Data records for software interfaces:
....................
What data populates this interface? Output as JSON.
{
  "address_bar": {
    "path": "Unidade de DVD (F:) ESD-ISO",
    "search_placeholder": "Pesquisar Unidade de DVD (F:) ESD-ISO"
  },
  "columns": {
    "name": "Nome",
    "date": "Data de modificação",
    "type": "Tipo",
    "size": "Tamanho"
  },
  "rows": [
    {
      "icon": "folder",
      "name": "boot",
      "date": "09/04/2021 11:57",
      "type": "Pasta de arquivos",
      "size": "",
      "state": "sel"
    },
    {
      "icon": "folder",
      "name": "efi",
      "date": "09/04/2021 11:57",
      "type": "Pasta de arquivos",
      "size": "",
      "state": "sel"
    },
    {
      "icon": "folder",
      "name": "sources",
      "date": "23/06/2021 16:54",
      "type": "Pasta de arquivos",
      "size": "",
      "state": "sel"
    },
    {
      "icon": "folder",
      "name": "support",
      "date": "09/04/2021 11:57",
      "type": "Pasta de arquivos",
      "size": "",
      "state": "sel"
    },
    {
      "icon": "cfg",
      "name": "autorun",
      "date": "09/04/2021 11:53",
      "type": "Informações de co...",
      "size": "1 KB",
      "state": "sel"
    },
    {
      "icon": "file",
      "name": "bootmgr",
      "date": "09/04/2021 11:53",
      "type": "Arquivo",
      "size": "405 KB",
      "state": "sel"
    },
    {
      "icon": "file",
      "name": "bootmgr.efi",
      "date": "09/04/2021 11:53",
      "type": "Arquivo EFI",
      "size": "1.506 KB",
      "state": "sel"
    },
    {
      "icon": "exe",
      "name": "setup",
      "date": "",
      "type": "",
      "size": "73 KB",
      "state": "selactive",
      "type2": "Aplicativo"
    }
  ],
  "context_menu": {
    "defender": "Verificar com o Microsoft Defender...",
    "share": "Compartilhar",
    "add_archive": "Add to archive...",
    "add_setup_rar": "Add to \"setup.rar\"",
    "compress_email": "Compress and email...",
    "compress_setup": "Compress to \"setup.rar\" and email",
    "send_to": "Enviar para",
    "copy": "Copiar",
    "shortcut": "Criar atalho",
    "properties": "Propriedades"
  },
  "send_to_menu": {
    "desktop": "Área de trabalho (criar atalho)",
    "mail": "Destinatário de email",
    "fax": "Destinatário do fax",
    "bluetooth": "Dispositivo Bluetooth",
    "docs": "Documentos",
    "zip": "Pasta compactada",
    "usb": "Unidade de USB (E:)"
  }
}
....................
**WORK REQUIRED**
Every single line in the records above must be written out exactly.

**OUTPUT**
What data populates this interface? Output as JSON.
{
  "address_bar": {
    "path": "Unidade de DVD (F:) ESD-ISO",
    "search_placeholder": "Pesquisar Unidade de DVD (F:) ESD-ISO"
  },
  "columns": {
    "name": "Nome",
    "date": "Data de modificação",
    "type": "Tipo",
    "size": "Tamanho"
  },
  "rows": [
    {
      "icon": "folder",
      "name": "boot",
      "date": "09/04/2021 11:57",
      "type": "Pasta de arquivos",
      "size": "",
      "state": "sel"
    },
    {
      "icon": "folder",
      "name": "efi",
      "date": "09/04/2021 11:57",
      "type": "Pasta de arquivos",
      "size": "",
      "state": "sel"
    },
    {
      "icon": "folder",
      "name": "sources",
      "date": "23/06/2021 16:54",
      "type": "Pasta de arquivos",
      "size": "",
      "state": "sel"
    },
    {
      "icon": "folder",
      "name": "support",
      "date": "09/04/2021 11:57",
      "type": "Pasta de arquivos",
      "size": "",
      "state": "sel"
    },
    {
      "icon": "cfg",
      "name": "autorun",
      "date": "09/04/2021 11:53",
      "type": "Informações de co...",
      "size": "1 KB",
      "state": "sel"
    },
    {
      "icon": "file",
      "name": "bootmgr",
      "date": "09/04/2021 11:53",
      "type": "Arquivo",
      "size": "405 KB",
      "state": "sel"
    },
    {
      "icon": "file",
      "name": "bootmgr.efi",
      "date": "09/04/2021 11:53",
      "type": "Arquivo EFI",
      "size": "1.506 KB",
      "state": "sel"
    },
    {
      "icon": "exe",
      "name": "setup",
      "date": "",
      "type": "",
      "size": "73 KB",
      "state": "selactive",
      "type2": "Aplicativo"
    }
  ],
  "context_menu": {
    "defender": "Verificar com o Microsoft Defender...",
    "share": "Compartilhar",
    "add_archive": "Add to archive...",
    "add_setup_rar": "Add to \"setup.rar\"",
    "compress_email": "Compress and email...",
    "compress_setup": "Compress to \"setup.rar\" and email",
    "send_to": "Enviar para",
    "copy": "Copiar",
    "shortcut": "Criar atalho",
    "properties": "Propriedades"
  },
  "send_to_menu": {
    "desktop": "Área de trabalho (criar atalho)",
    "mail": "Destinatário de email",
    "fax": "Destinatário do fax",
    "bluetooth": "Dispositivo Bluetooth",
    "docs": "Documentos",
    "zip": "Pasta compactada",
    "usb": "Unidade de USB (E:)"
  }
}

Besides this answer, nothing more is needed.